The religious life of a new Jew sometimes swings like a pendulum. We spend the first few months–and as I now know, years–finding our Jewish comfort zone. Over the past three years, I’ve explored laying tefillin, wearing tzitzit, davenning three times a day, adopting brachot before eating and drinking, making challah every Friday, and attending services every Shabbat. And of course, there’s that full-time yarmulke.
Judaism is a living tradition that we experience in different ways throughout our lives. Some of these practices continue in my life and are very dear to me. Others happen less often or not at all, anymore. My experience is not much different from that of other converts I know. Up to now, though, I found it interesting that some newish Jews-by-choice spend a lot of time trying to find a synagogue. I always assumed you’d just stick around awhile at the shul where you first joined the Jewish people.
Except lately I’ve found myself refusing to leave my Friday roast chicken behind to attend services.
I could say that my synagogue doesn’t speak to me anymore. That I’m often the youngest person in the sanctuary, out of only a handful of people there at all. That younger potential members frequently come and go and my shul thinks it’s their fault for leaving instead of ours for not offering anything better than a tired 1950s program of activities when we offer any activities at all.
That my rabbi doesn’t get me, doesn’t connect well with other congregants, doesn’t allow room for parts of the liturgy that fall outside their comfort zone, and is paid too much for a shul of our challenged finances. That members don’t seem interested in connecting in real life beyond the synagogue walls.
That more than anything, the shul feels like it’s a b’nai mitzvah factory, and pays way more attention to the needs of families who disappear the moment the reception ends instead of to the needs of regular worshipers who often feel left out. That everyone says they want change but no one ever really supports it happening.
Or I could tell you, instead, that the above is actually a summary of the regular complaints I’ve read from fellow Jews about their own synagogues over the past three years. (Actually, I did complain about all those b’nai mitzvah.) Ecclesiastes really nailed it about there being nothing new under the sun. Absolutely some of the above does apply to my shul and does drag me down about it, but that’s pretty much the Jewish baseline when it comes to synagogue affiliation.
Still, after an almost unbroken record of attendance at Friday night worship services (and often Saturday morning services, too), for the past few months Ryan and I, both, have found ourselves exploring lots of Friday nights at home. I’ve long played Ina Garten to Ryan’s Jeffrey, laying down homemade spreads of roast chicken, vegetables, rice, and challah every erev Shabbat. But lately, we’ve been discovering the joy of watching our candles burn all the way down after dinner instead of hurrying to services.
We’ve also thought about shul shopping to widen our Friday night comfort zone. We probably won’t always live down the block from our current synagogue (especially if we move to Los Angeles), and there’s a wonderful diversity of liberal synagogues within convenient reach of us in Chicago, both Reform and Conservative. But for now we’re kind of content with singing our way into the Sabbath on our own and checking in with our shul from time to time.

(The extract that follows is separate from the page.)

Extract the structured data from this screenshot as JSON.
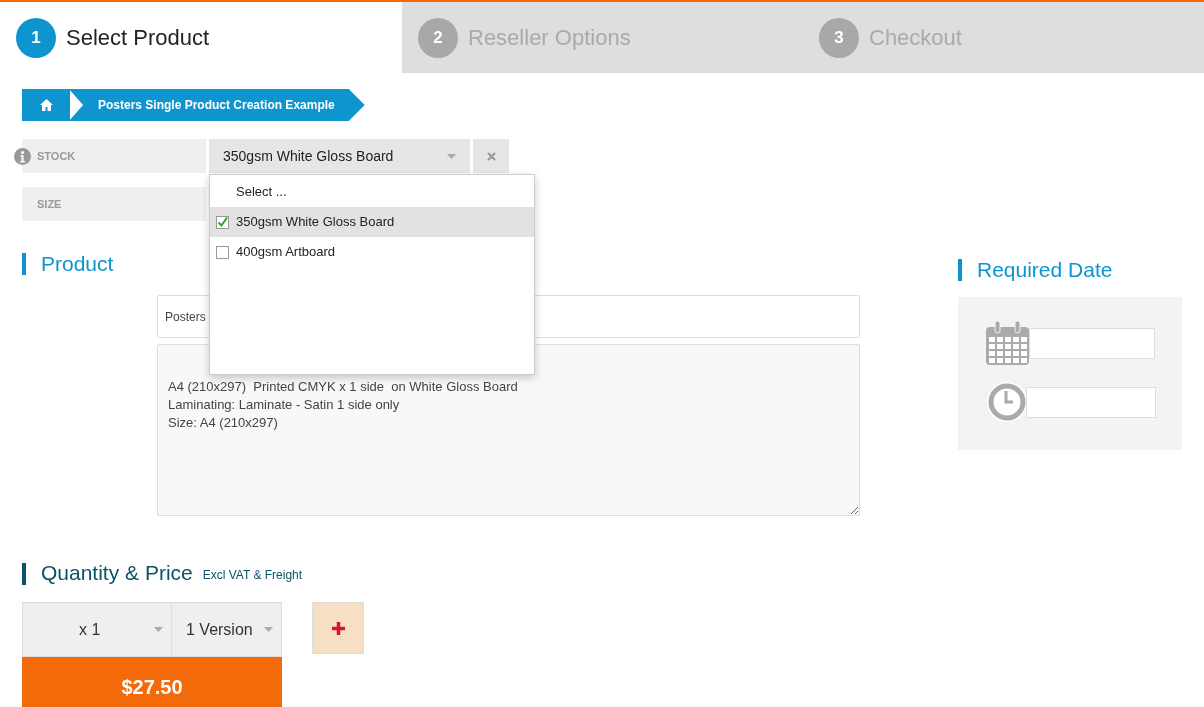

If I had to zero in on the essence of what’s going on, I’d say I think we’re looking for something more compelling on Friday night than the same old same old. It’s a common theme for young-adult Jews, but I think it applies to converts of any age. We love experiencing the life in our tradition, but our synagogues sometimes feel like they’re pickled in amber.
I used to complain about Jews who bailed on institutional Judaism and synagogue life. But at a certain point you come to the conclusion that your life and your Jewish journey are what’s important. That’s not to say that Peoplehood and community aren’t important. But you can and should honor and experience them in a multitude of places, anyway.
I’m not stressing about it, though. I find that the most surprising part of all.
So for now, I’m content checking in down the block from time to time to see if I feel compelled to come back. I’m content with my Abraham Joshua Heschel-style, domestic candles-and-conversation Shabbatot. And I’m curious to continue exploring.
This Chabad blog post suggests Jews always have excuses for why they don’t go to synagogue, but never have excuses for why they do attend services. The idea is that a Jew wants to be a Jew–we don’t need excuses to be actively Jewish. I agree with that last part in the way that it’s hard to explain to non-Jews, with the Jets theme playing in my head, “When you’re a Jew, you’re a Jew all the way, from your first cigarette, to your last dyin’ day…”
But I’m not sure I agree anymore with the idea that Jews need excuses for not attending synagogue. Not when, after three years at the same shul, I’m still trying to figure out why I should keep going. That’s a universal drama, of course. I know many people who have gone through similar wrestling matches with their relationships with their churches and Christian congregations. I know my experience is nothing out of the ordinary.
I just always thought I was too old to be a post-denominational Jew. Who knew?